February Maui Smart Grid Newsletter

Smart Grid Volunteer Strives To Use Energy From Sun

Alfred Wolf, Maui Smart Grid Project Volunteer

Alfred Wolf,
Maui Smart Grid Project Volunteer

Motivated by a desire to see technology move forward, Alfred Wolf has volunteered for the Maui Smart Grid project since its inception. “It has gone well and given me access to an assortment of tools to use for working with my energy issues,” he said.

Having the benefit of monitoring his electric usage has provided Wolf “a more precise feel for how energy is used and generated at my place.” He said he tries to use solar energy when possible, instead of relying on electricity. “Knowing how things work makes it easier to accomplish your goals,” he added. “Good data leads to good decisions.”

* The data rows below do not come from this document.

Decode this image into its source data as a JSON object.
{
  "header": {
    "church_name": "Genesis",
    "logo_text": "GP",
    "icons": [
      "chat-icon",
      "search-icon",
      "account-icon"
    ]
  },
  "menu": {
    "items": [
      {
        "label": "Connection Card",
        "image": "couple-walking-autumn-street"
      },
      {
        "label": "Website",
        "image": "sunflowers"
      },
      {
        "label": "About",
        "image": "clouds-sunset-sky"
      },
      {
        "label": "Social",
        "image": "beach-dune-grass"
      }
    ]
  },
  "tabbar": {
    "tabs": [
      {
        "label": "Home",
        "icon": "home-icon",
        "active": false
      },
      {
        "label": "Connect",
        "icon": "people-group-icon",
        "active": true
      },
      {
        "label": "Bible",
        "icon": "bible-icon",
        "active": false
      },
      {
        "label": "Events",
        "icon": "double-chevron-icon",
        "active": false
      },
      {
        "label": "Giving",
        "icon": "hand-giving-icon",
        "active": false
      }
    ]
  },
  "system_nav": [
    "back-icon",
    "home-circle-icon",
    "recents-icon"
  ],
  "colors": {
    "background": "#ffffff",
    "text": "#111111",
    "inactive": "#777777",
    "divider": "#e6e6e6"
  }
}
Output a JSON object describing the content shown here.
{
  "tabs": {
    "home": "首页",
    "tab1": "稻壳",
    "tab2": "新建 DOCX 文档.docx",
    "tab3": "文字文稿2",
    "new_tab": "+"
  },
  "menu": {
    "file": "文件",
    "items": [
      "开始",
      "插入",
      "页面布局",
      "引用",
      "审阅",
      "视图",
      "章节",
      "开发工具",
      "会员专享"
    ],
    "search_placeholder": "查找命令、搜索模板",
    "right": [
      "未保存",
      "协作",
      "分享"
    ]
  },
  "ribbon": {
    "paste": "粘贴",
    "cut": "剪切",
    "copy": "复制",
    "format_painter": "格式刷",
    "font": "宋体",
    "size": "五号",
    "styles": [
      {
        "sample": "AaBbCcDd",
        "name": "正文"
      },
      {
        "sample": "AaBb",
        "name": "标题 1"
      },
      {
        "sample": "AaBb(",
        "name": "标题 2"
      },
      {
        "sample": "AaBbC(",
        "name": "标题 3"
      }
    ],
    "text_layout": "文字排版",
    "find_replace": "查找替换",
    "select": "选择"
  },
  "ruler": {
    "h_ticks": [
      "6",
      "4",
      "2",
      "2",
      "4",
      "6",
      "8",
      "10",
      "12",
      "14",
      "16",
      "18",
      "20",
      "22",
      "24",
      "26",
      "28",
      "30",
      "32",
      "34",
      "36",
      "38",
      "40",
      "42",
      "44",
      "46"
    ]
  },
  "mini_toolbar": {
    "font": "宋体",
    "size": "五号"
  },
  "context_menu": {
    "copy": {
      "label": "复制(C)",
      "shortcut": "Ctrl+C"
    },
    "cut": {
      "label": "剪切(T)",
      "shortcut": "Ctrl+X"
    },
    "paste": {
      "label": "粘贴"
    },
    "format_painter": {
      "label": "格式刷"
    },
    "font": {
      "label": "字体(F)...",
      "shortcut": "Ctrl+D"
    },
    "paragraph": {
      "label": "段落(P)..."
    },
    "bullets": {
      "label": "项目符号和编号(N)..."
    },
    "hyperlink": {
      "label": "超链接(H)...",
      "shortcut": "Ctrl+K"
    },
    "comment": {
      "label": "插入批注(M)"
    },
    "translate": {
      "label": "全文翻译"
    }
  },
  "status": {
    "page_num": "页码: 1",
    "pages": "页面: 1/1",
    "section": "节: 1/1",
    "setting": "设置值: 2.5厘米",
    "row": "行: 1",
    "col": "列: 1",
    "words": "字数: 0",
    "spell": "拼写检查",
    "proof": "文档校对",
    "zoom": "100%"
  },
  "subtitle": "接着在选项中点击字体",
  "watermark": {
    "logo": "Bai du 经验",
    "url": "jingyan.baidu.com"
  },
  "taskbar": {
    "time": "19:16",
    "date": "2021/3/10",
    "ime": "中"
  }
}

Wolf said he believes it’s important to participate in the Smart Grid project and contribute toward the island’s efforts to help the state reach a goal of 70 percent clean energy by the year 2030 as spelled out in the Hawaii Clean Energy Initiative goals. Of that 70 percent, 40 percent will come from renewable energy production, and 30 percent from energy efficiency.

Wolf made his own solar hot water heater in 1978 and has been striving to use alternative energy options since then. “It is the way to a sustainable future on our planet,” he said.

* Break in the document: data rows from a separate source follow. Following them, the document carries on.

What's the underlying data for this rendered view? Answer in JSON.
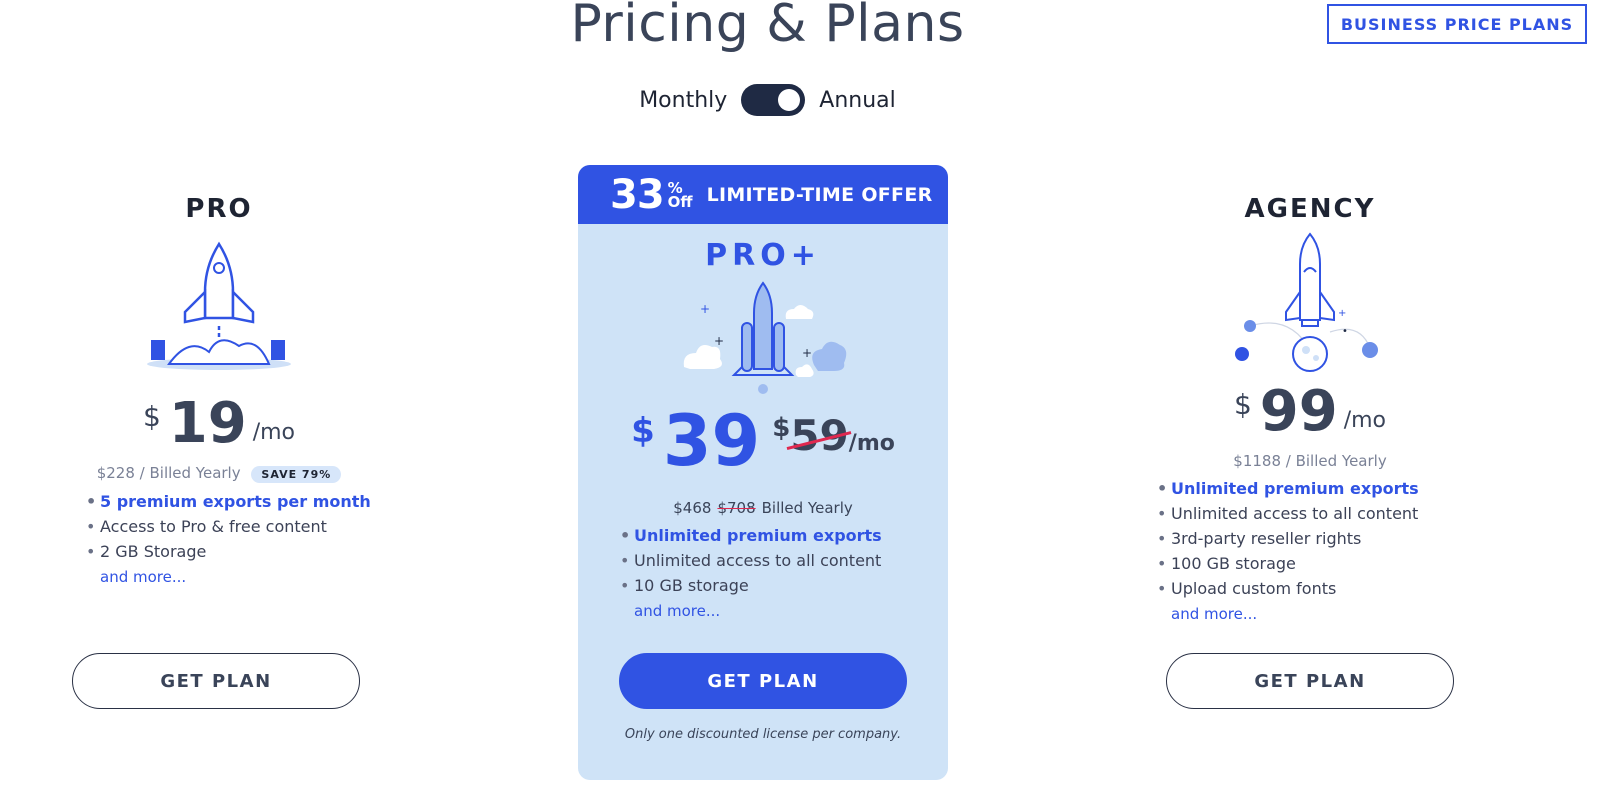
{
  "header": {
    "title": "Pricing & Plans",
    "business_button": "BUSINESS PRICE PLANS"
  },
  "billing_toggle": {
    "left_label": "Monthly",
    "right_label": "Annual",
    "selected": "Annual"
  },
  "colors": {
    "accent": "#3053e3",
    "highlight_card_bg": "#cfe3f7",
    "strike": "#e0284f",
    "toggle_bg": "#1f2a44"
  },
  "plans": {
    "pro": {
      "name": "PRO",
      "illustration": "rocket-launch-icon",
      "currency": "$",
      "price": "19",
      "period": "/mo",
      "billed": "$228 / Billed Yearly",
      "save_badge": "SAVE 79%",
      "features": [
        "5 premium exports per month",
        "Access to Pro & free content",
        "2 GB Storage"
      ],
      "more": "and more...",
      "button": "GET PLAN"
    },
    "proplus": {
      "offer_number": "33",
      "offer_pct": "%",
      "offer_off": "Off",
      "offer_text": "LIMITED-TIME OFFER",
      "name": "PRO+",
      "illustration": "rocket-clouds-icon",
      "currency": "$",
      "price": "39",
      "old_currency": "$",
      "old_price": "59",
      "period": "/mo",
      "billed_new": "$468",
      "billed_old": "$708",
      "billed_suffix": "Billed Yearly",
      "features": [
        "Unlimited premium exports",
        "Unlimited access to all content",
        "10 GB storage"
      ],
      "more": "and more...",
      "button": "GET PLAN",
      "disclaimer": "Only one discounted license per company."
    },
    "agency": {
      "name": "AGENCY",
      "illustration": "space-shuttle-planets-icon",
      "currency": "$",
      "price": "99",
      "period": "/mo",
      "billed": "$1188 / Billed Yearly",
      "features": [
        "Unlimited premium exports",
        "Unlimited access to all content",
        "3rd-party reseller rights",
        "100 GB storage",
        "Upload custom fonts"
      ],
      "more": "and more...",
      "button": "GET PLAN"
    }
  }
}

Did You Know?

  • Because of Hawaii’s high renewable energy penetration and the fact that utility power plants generally utilize fossil fuel more efficiently than automobile engines, in Hawaii it takes on average about 31% less fossil fuel to power an electric vehicle as compared to the average conventional gasoline power vehicle.
  • Wind energy is Hawaii’s second most utilized renewable energy resource, accounting for about 29% of the state’s total renewable energy generation in 2012.
  • Solar energy in 2012 provided 15% of Hawaii’s renewable energy generation.

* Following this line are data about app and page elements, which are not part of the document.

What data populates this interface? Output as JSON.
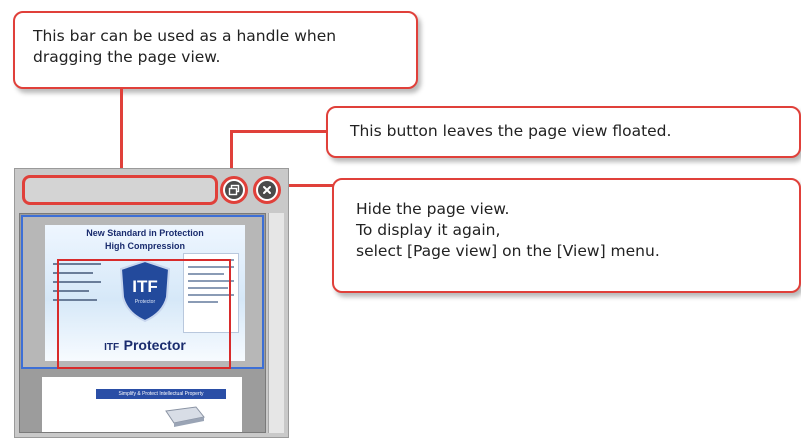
{
  "callouts": {
    "handle": "This bar can be used as a handle when dragging the page view.",
    "float": "This button leaves the page view floated.",
    "hide": [
      "Hide the page view.",
      "To display it again,",
      "select [Page view] on the [View] menu."
    ]
  },
  "page1": {
    "headline": "New Standard in Protection",
    "subheadline": "High Compression",
    "badge": "ITF",
    "badge_sub": "Protector",
    "brand_prefix": "ITF",
    "brand_name": "Protector"
  },
  "page2": {
    "banner": "Simplify & Protect Intellectual Property"
  },
  "icons": {
    "float_button": "restore-windows-icon",
    "close_button": "close-x-icon"
  },
  "colors": {
    "accent_red": "#e0403a",
    "selection_blue": "#3d6fd6",
    "brand_navy": "#1a2c6e"
  }
}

SLIM Shares Survey Results

SLIM-surveyOverall, participants in the Maui Smart Grid Project report that they’ve adapted their use of electricity and reduced their energy consumption in the year-old program. That was the findings of an energy usage study conducted by the Sustainable Living Institute of Maui.

SLIM Executive Jennifer Chirico shared the results during a recent volunteer gathering coordinated by Maui Economic Development Board. The SLIM study was carried out with the assistance of students in the University of Hawaii Maui College Sustainable Living Institute of Maui program. The study included an energy audit prior to the start of the Smart Grid project in July 2011.

Of 800 homes in Maui Meadows in South Maui, there were 68 residents who participated in the project and volunteered to have smart meters in their homes. Chirico said volunteers monitored their consumption using web portal and in-home device options. Some used both.

For all program participants from August 2011 to July 2013, average monthly energy usage dropped from a high of nearly 900 kilowatt hours in November 2011 to a low of about 475 kilowatt hours in August 2012. Average usage for the period began at just under 800 kwH in August 2011 and ended at around 600 kwH in July 2013.

The program also compared average monthly energy usage of program volunteers versus non-volunteers. For the period of August 2012 to June 2013, volunteer usage was at or below 600 kwH in seven of 11 months. For four of the 11 months usage was somewhat more than 600 kwH, reaching a high usage of about 700 kwH in December 2012 for the volunteer group.

For every month, the non-volunteer group had higher power usage, reaching a high of nearly 1,800 kwH in June 2013. In all cases, the non-volunteers average monthly energy use was more than 600 kwH. Comments from those using the web portal option included: “Lots of good info,” “easy to use,” “review usage.” Others said: “shows me when we use most electricity,” “helps me find energy leaks” and “easy to understand.” Some users had adjustment issues with privacy, how well the portal operated and being unable to view results in real time.

Users of in-home devices applauded their advantage of being able to see results in “near real time.” Other “likes” included: “It gives me an idea of what draws a lot of energy,” “giving me current data (could measure fan energy usage, for instance),” and “the IHD is great. It tells me when I am generating power and my net generation/ use. Easy to use. Real time information.”

This entry was posted in News, Newsletter. Bookmark the permalink.

Comments are closed.